● **Aim of the task**
Your answer should be each line of the entries that contains the word "JSON", copied in full.

● **Dataset records**
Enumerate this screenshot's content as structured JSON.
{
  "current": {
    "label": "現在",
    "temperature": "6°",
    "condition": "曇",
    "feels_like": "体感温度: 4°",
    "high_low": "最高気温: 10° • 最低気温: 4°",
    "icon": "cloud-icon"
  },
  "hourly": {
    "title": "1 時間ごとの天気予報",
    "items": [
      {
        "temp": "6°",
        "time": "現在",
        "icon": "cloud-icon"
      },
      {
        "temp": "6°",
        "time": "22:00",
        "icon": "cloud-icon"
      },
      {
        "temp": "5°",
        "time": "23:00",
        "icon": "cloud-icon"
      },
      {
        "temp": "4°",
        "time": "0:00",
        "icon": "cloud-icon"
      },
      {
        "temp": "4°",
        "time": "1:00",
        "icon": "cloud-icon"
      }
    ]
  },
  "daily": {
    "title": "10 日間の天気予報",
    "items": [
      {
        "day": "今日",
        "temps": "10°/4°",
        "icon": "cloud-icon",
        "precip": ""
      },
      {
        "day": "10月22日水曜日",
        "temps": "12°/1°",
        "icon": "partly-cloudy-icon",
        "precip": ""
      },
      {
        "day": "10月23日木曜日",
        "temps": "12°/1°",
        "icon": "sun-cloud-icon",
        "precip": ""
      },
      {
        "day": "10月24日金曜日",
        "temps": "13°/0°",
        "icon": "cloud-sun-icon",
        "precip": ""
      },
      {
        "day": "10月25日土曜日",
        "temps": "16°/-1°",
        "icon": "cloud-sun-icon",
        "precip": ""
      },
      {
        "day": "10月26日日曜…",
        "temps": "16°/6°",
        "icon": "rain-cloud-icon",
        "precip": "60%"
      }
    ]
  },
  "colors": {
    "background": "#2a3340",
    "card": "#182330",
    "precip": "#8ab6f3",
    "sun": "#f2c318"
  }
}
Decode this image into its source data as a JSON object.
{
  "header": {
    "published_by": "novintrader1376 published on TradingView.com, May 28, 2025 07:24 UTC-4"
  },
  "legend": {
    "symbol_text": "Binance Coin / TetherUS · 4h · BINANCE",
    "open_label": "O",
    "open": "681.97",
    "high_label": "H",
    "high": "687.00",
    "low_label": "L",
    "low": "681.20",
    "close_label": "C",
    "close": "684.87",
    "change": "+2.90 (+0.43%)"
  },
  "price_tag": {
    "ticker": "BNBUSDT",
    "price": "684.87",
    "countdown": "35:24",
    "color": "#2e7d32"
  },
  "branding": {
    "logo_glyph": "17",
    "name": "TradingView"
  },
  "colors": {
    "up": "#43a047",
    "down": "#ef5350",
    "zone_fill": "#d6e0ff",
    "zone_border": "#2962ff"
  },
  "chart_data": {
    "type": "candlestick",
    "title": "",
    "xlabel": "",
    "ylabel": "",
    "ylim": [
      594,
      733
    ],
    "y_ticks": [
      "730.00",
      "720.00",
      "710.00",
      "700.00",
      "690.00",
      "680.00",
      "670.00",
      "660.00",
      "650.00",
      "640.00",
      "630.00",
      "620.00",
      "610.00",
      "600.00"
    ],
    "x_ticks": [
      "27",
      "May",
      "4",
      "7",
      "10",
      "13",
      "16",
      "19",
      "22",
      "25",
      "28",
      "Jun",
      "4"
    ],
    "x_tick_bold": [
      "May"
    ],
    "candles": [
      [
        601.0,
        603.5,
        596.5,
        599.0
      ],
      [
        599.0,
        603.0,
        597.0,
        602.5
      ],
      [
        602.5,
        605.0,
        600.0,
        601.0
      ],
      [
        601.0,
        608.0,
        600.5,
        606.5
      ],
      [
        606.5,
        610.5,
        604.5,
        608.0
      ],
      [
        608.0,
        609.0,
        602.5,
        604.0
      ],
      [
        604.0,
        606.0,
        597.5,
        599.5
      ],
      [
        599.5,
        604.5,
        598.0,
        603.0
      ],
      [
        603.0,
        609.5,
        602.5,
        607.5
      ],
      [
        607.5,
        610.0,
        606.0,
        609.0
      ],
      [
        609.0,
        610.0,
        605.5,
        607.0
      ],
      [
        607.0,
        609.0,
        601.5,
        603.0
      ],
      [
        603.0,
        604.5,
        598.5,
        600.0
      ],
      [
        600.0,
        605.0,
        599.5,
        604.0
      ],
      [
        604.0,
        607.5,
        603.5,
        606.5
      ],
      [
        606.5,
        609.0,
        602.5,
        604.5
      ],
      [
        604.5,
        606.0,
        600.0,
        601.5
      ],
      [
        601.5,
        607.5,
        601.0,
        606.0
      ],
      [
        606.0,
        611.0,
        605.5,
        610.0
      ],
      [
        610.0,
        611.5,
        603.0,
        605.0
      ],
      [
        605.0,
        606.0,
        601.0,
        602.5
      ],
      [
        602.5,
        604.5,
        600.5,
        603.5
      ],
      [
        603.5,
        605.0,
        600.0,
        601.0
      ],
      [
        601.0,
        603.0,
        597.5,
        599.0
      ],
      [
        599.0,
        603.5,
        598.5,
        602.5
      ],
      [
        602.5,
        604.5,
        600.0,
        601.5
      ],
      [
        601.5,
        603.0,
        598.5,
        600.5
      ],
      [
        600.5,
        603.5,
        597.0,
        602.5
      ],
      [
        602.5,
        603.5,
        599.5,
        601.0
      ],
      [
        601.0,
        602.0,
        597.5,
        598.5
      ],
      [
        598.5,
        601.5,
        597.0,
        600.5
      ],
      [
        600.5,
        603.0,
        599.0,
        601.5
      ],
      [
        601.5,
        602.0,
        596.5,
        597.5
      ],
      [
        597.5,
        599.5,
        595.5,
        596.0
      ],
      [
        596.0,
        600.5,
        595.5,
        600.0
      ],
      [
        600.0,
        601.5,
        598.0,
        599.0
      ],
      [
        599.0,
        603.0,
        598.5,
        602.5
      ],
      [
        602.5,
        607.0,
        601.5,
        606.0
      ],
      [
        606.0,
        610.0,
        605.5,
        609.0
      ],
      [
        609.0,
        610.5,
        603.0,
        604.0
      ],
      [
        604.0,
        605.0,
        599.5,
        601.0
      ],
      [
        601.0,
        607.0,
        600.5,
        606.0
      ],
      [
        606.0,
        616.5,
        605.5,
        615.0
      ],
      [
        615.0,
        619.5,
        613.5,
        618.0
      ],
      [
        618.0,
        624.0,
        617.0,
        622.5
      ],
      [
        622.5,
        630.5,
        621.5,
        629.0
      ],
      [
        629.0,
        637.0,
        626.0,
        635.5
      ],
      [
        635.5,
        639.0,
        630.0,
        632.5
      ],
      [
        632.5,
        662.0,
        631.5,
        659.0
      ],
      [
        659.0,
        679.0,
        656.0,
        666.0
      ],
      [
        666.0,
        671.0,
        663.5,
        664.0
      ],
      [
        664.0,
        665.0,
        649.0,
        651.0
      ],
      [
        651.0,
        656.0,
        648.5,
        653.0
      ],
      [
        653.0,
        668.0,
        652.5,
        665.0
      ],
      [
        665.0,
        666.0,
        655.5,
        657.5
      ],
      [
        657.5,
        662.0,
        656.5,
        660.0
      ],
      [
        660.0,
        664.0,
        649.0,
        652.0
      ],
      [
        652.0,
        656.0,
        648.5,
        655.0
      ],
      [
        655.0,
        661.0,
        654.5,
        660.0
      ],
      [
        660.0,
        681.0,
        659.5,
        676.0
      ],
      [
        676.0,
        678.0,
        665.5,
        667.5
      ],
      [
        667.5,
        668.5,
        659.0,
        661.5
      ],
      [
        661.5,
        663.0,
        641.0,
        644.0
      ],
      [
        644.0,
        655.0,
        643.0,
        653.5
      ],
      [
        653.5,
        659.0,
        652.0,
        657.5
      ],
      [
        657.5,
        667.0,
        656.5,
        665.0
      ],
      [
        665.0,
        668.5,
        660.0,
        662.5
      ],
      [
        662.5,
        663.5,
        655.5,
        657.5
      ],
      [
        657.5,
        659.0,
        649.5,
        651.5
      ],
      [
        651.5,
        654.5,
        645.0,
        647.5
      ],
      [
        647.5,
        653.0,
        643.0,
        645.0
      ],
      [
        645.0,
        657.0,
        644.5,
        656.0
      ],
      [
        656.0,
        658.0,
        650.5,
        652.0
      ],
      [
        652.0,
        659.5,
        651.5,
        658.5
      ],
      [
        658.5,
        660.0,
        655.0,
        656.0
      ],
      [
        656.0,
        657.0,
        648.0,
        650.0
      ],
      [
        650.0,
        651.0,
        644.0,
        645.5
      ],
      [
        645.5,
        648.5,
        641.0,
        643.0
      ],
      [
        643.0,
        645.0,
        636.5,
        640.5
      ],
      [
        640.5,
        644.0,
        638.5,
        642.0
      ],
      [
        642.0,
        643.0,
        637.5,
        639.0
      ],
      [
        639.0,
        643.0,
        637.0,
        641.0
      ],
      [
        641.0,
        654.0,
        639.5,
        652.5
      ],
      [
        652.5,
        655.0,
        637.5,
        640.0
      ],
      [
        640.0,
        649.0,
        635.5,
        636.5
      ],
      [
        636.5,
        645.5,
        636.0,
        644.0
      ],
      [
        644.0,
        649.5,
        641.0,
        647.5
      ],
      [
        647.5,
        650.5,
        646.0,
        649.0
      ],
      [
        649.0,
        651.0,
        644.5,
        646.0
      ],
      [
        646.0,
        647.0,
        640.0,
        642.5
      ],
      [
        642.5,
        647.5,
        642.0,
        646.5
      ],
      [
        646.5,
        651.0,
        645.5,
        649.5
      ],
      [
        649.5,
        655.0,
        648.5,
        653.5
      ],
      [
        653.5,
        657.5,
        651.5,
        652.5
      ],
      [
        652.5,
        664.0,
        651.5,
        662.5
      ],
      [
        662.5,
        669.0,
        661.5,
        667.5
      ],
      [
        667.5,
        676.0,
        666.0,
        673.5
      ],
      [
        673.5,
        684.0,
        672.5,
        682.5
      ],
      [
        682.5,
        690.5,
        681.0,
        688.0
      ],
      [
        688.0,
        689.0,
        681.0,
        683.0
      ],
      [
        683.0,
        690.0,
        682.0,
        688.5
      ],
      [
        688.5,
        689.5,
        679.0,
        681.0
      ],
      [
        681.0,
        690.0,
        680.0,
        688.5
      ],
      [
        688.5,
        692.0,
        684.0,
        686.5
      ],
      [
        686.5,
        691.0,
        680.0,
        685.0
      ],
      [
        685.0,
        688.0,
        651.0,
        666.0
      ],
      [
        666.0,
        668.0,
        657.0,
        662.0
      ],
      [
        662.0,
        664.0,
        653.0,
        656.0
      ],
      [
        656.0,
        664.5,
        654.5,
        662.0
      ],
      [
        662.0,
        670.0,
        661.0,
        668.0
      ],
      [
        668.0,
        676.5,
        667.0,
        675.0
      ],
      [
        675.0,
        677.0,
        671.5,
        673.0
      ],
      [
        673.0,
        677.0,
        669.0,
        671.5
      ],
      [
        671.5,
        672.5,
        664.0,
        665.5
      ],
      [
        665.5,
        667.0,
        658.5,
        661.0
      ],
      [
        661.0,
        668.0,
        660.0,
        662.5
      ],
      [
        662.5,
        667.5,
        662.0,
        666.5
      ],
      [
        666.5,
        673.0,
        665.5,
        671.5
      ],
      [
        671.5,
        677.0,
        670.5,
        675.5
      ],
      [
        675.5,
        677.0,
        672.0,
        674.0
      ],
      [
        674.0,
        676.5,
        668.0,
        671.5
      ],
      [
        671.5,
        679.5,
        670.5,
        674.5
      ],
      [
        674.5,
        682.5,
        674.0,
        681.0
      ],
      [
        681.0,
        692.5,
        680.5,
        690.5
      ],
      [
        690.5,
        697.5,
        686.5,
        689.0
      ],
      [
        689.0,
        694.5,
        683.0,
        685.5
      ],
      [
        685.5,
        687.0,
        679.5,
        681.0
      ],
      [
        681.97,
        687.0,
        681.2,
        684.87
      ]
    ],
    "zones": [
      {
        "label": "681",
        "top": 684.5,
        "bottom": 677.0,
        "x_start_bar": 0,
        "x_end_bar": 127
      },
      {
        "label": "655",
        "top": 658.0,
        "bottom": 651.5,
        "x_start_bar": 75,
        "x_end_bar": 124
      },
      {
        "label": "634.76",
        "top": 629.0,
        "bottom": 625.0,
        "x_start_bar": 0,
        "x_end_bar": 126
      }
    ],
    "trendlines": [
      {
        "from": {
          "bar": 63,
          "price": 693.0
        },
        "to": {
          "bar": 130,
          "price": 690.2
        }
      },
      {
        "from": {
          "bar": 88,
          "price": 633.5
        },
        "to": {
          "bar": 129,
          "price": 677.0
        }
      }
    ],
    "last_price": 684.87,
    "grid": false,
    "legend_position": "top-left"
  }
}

● **The answer**
Enumerate this screenshot's content as structured JSON.
Decode this image into its source data as a JSON object.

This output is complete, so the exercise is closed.